(Exercise): Reproduce each record exactly. The pictures should be skipped.

Provided records START

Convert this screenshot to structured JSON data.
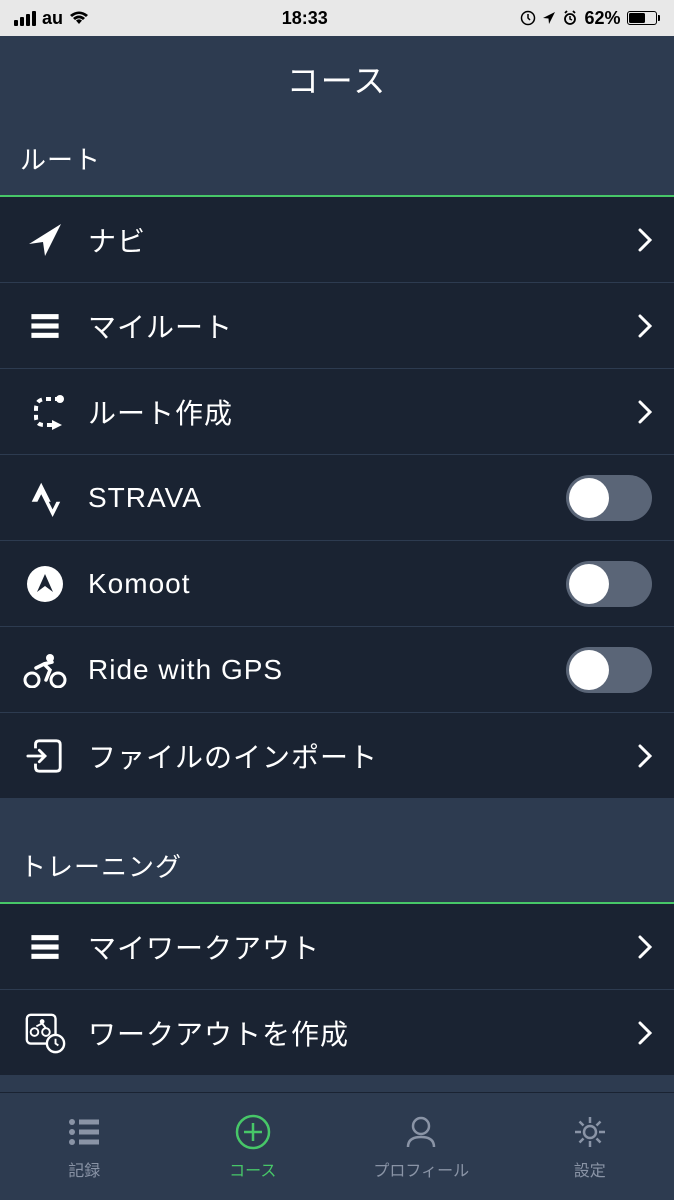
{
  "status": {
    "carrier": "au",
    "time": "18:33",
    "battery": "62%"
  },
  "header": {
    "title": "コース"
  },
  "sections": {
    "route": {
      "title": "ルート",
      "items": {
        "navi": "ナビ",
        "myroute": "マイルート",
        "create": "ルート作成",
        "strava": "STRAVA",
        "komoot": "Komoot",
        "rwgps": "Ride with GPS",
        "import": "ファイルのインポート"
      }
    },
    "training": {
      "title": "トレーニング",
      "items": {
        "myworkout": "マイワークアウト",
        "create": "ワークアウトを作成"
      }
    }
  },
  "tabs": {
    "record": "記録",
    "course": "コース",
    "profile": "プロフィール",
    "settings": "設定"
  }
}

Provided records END

(Result):
Convert this screenshot to structured JSON data.
{
  "status": {
    "carrier": "au",
    "time": "18:33",
    "battery": "62%"
  },
  "header": {
    "title": "コース"
  },
  "sections": {
    "route": {
      "title": "ルート",
      "items": {
        "navi": "ナビ",
        "myroute": "マイルート",
        "create": "ルート作成",
        "strava": "STRAVA",
        "komoot": "Komoot",
        "rwgps": "Ride with GPS",
        "import": "ファイルのインポート"
      }
    },
    "training": {
      "title": "トレーニング",
      "items": {
        "myworkout": "マイワークアウト",
        "create": "ワークアウトを作成"
      }
    }
  },
  "tabs": {
    "record": "記録",
    "course": "コース",
    "profile": "プロフィール",
    "settings": "設定"
  }
}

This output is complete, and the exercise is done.